News Date: January 30 2018
With a high food import bill and less foreign exchange in the economy, businesses that export are becoming more important said Gabriel Faria, CEO, T&T Chamber of Industry and Commerce.
“Our food import bill stands in excess of $4 billion which includes a wide array of fresh agricultural produce as well as inputs for our agro processing operations. The reality is in 2016 and 2017 the T&T economy lost $18 billion in foreign exchange due to lower energy prices combined with low production. Businesses that earn foreign exchange through export have become critical to our economy.”
Faria spoke yesterday at a seminar entitled “Insights into Agriculture and Agro-Processing Industry” at the Chamber’s office, Westmoorings.
According to statistics Faria provided, agriculture’s contribution remains very small.
“While there has been talk for years on the issue of food security and reinvigorating agriculture, these conversations have not translated into action. Presently, agriculture contributes to a mere 0.4 percent to Gross Domestic Product (GDP). Incentives and financing are available at various stages of the value chain, ranging from land use to production processing.”
Given the “new normal” in the economy, he said that it is important to explore every business opportunity in every sector of the economy.
“We want those outside the sector to recognize that agriculture and agro-processing is an exciting revenue for investment to diversify your portfolio and expand your business.”
Dr. Ronald Ramkissoon who was the moderator for a panel discussion during the seminar, spoke of having the right exchange rate to make the agriculture sector more competitive.
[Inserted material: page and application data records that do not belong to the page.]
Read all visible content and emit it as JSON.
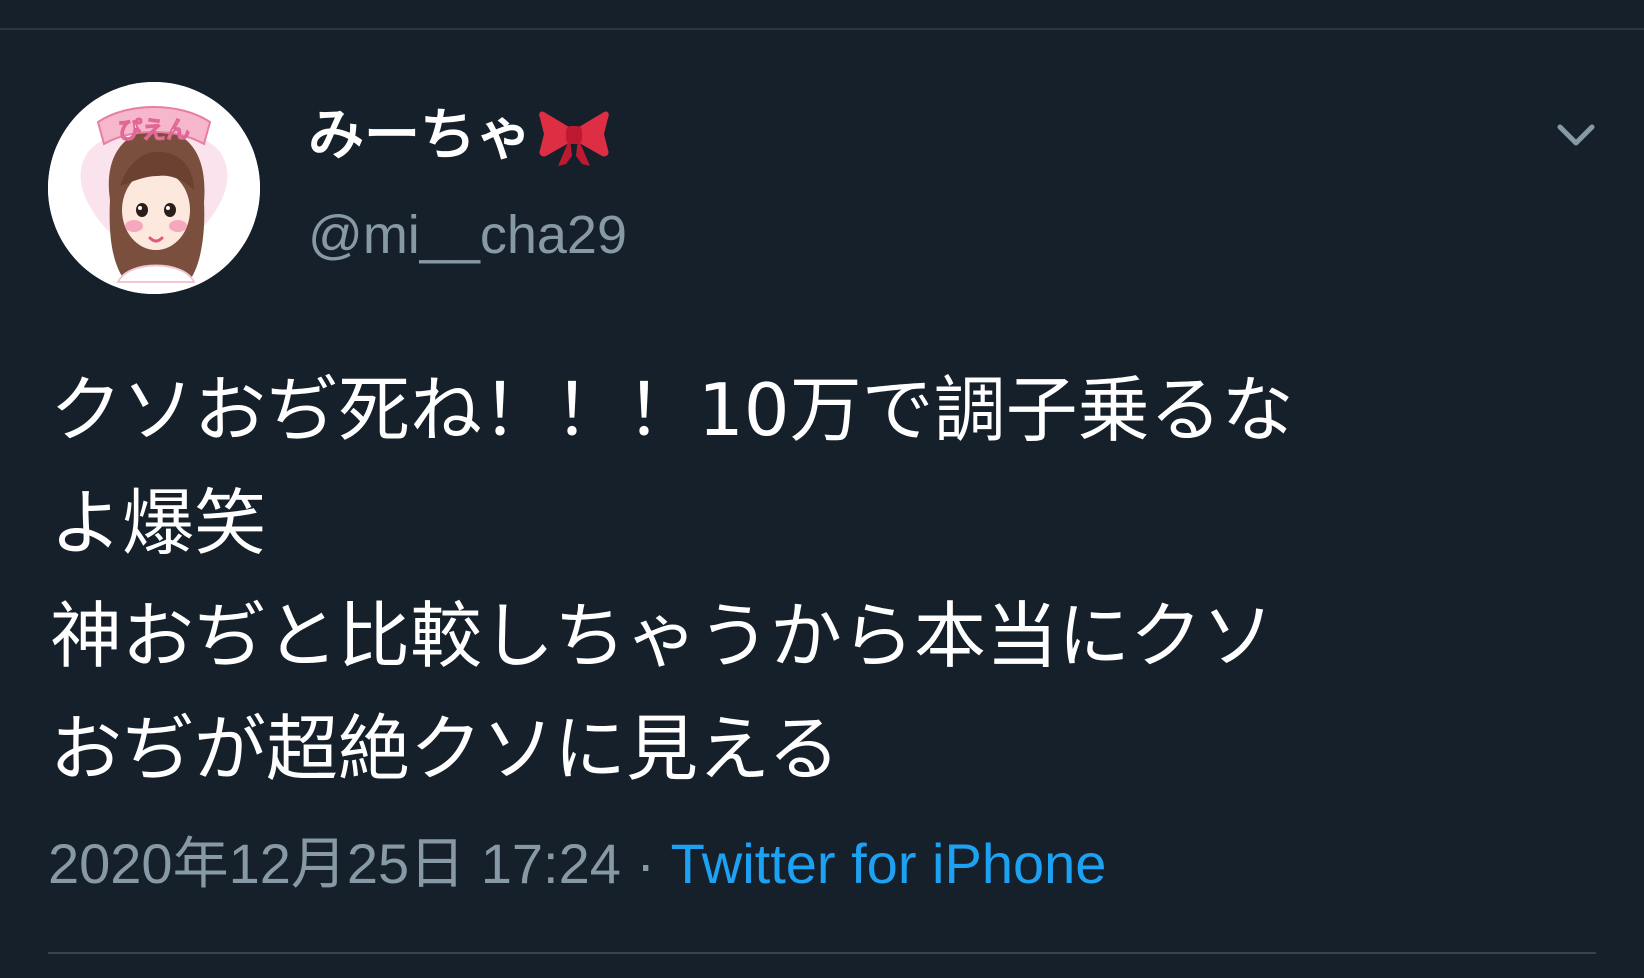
{
  "tweet": {
    "display_name": "みーちゃ",
    "name_emoji_icon": "ribbon-bow-icon",
    "handle": "@mi__cha29",
    "text_lines": [
      "クソおぢ死ね！！！10万で調子乗るな",
      "よ爆笑",
      "神おぢと比較しちゃうから本当にクソ",
      "おぢが超絶クソに見える"
    ],
    "date": "2020年12月25日",
    "time": "17:24",
    "separator": "·",
    "source": "Twitter for iPhone",
    "avatar_text": "ぴえん"
  },
  "icons": {
    "more": "chevron-down-icon",
    "avatar": "profile-avatar"
  },
  "colors": {
    "background": "#15202b",
    "primary_text": "#ffffff",
    "secondary_text": "#8899a6",
    "link": "#1da1f2",
    "bow": "#e0245e"
  }
}
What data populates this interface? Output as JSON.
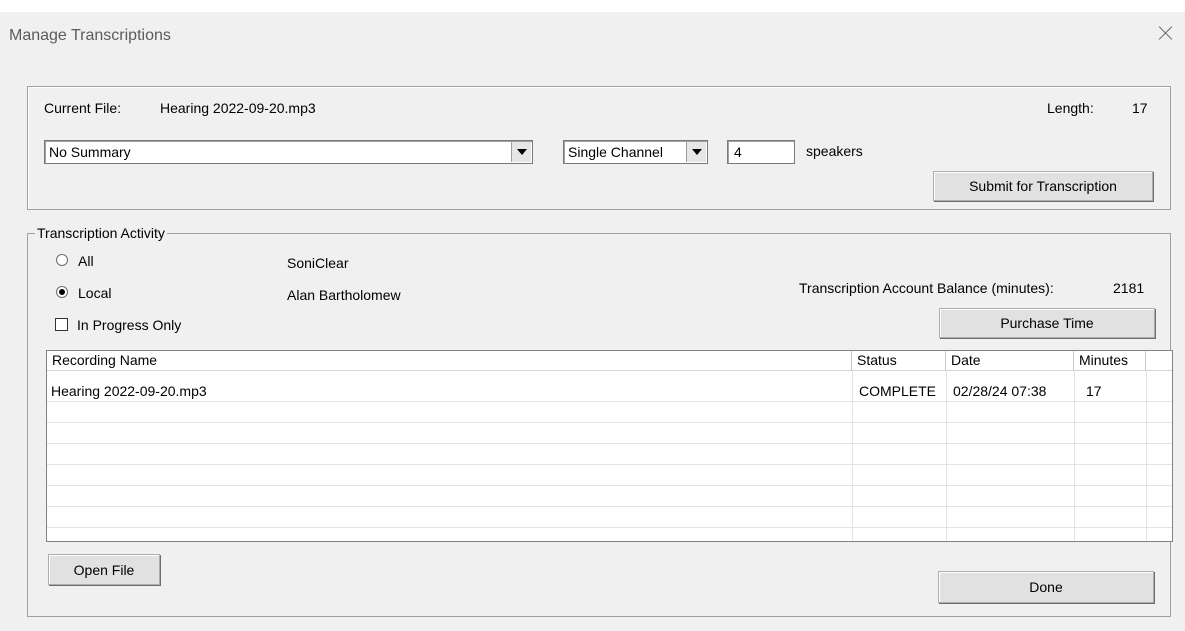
{
  "window": {
    "title": "Manage Transcriptions"
  },
  "current_file": {
    "label": "Current File:",
    "name": "Hearing 2022-09-20.mp3",
    "length_label": "Length:",
    "length_value": "17"
  },
  "summary_select": {
    "value": "No Summary"
  },
  "channel_select": {
    "value": "Single Channel"
  },
  "speakers": {
    "value": "4",
    "label": "speakers"
  },
  "submit_button": "Submit for Transcription",
  "activity": {
    "legend": "Transcription Activity",
    "filter_all": "All",
    "filter_local": "Local",
    "selected_filter": "Local",
    "in_progress_label": "In Progress Only",
    "in_progress_checked": false,
    "company": "SoniClear",
    "user": "Alan Bartholomew",
    "balance_label": "Transcription Account Balance (minutes):",
    "balance_value": "2181",
    "purchase_button": "Purchase Time"
  },
  "table": {
    "columns": [
      "Recording Name",
      "Status",
      "Date",
      "Minutes"
    ],
    "rows": [
      {
        "name": "Hearing 2022-09-20.mp3",
        "status": "COMPLETE",
        "date": "02/28/24 07:38",
        "minutes": "17"
      }
    ]
  },
  "buttons": {
    "open_file": "Open File",
    "done": "Done"
  }
}
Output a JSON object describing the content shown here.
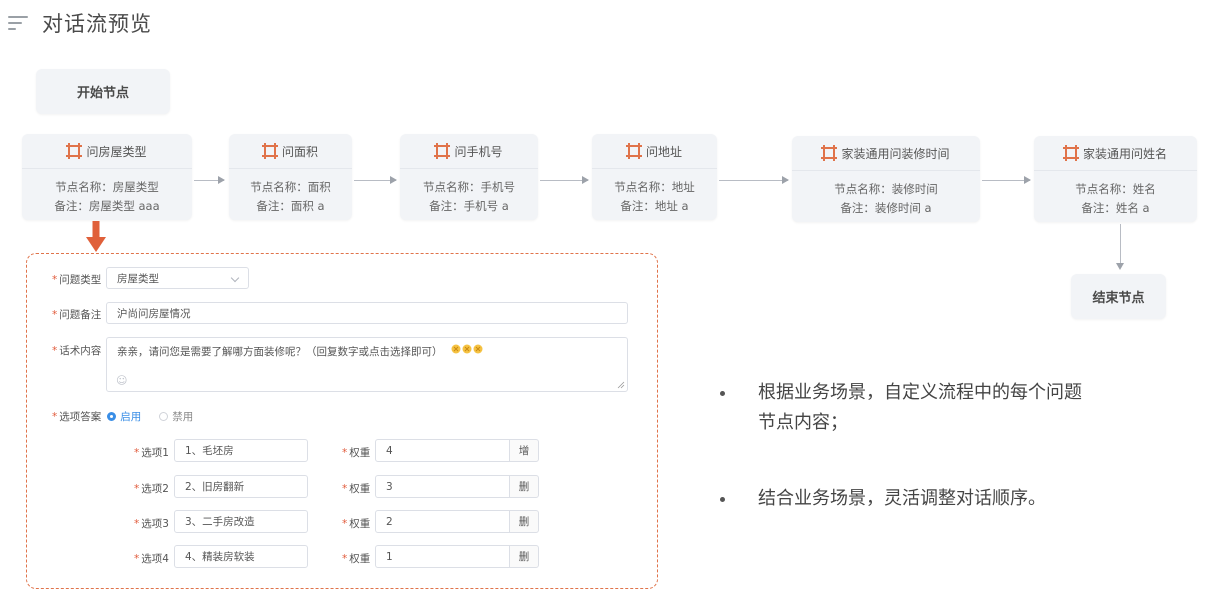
{
  "header": {
    "title": "对话流预览"
  },
  "flow": {
    "start_label": "开始节点",
    "end_label": "结束节点",
    "nodes": [
      {
        "title": "问房屋类型",
        "name_line": "节点名称：房屋类型",
        "note_line": "备注：房屋类型 aaa"
      },
      {
        "title": "问面积",
        "name_line": "节点名称：面积",
        "note_line": "备注：面积 a"
      },
      {
        "title": "问手机号",
        "name_line": "节点名称：手机号",
        "note_line": "备注：手机号 a"
      },
      {
        "title": "问地址",
        "name_line": "节点名称：地址",
        "note_line": "备注：地址 a"
      },
      {
        "title": "家装通用问装修时间",
        "name_line": "节点名称：装修时间",
        "note_line": "备注：装修时间 a"
      },
      {
        "title": "家装通用问姓名",
        "name_line": "节点名称：姓名",
        "note_line": "备注：姓名 a"
      }
    ]
  },
  "form": {
    "type_label": "问题类型",
    "type_value": "房屋类型",
    "note_label": "问题备注",
    "note_value": "沪尚问房屋情况",
    "script_label": "话术内容",
    "script_value": "亲亲，请问您是需要了解哪方面装修呢？（回复数字或点击选择即可）",
    "emoji_hint": "☺",
    "answer_label": "选项答案",
    "enable_label": "启用",
    "disable_label": "禁用",
    "weight_label": "权重",
    "options": [
      {
        "label": "选项1",
        "value": "1、毛坯房",
        "weight": "4",
        "action": "增"
      },
      {
        "label": "选项2",
        "value": "2、旧房翻新",
        "weight": "3",
        "action": "删"
      },
      {
        "label": "选项3",
        "value": "3、二手房改造",
        "weight": "2",
        "action": "删"
      },
      {
        "label": "选项4",
        "value": "4、精装房软装",
        "weight": "1",
        "action": "删"
      }
    ]
  },
  "bullets": [
    {
      "line1": "根据业务场景，自定义流程中的每个问题",
      "line2": "节点内容；"
    },
    {
      "line1": "结合业务场景，灵活调整对话顺序。"
    }
  ],
  "colors": {
    "accent": "#e0734a",
    "node_bg": "#f2f4f7",
    "radio": "#3a8ee6"
  }
}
“We have the situation where if it is that I am a farmer, I cannot compete with the imported products and it is simply because of the price, which is related to the import price, which is related to the exchange rate. On the other side if we want to export, are the incentives for exporting sufficient to push us to export? You will get six something, seven something dollars for your one US dollars for exports as opposed to something higher that you can get. Are there things in the wider economy that are preventing agriculture from growing?”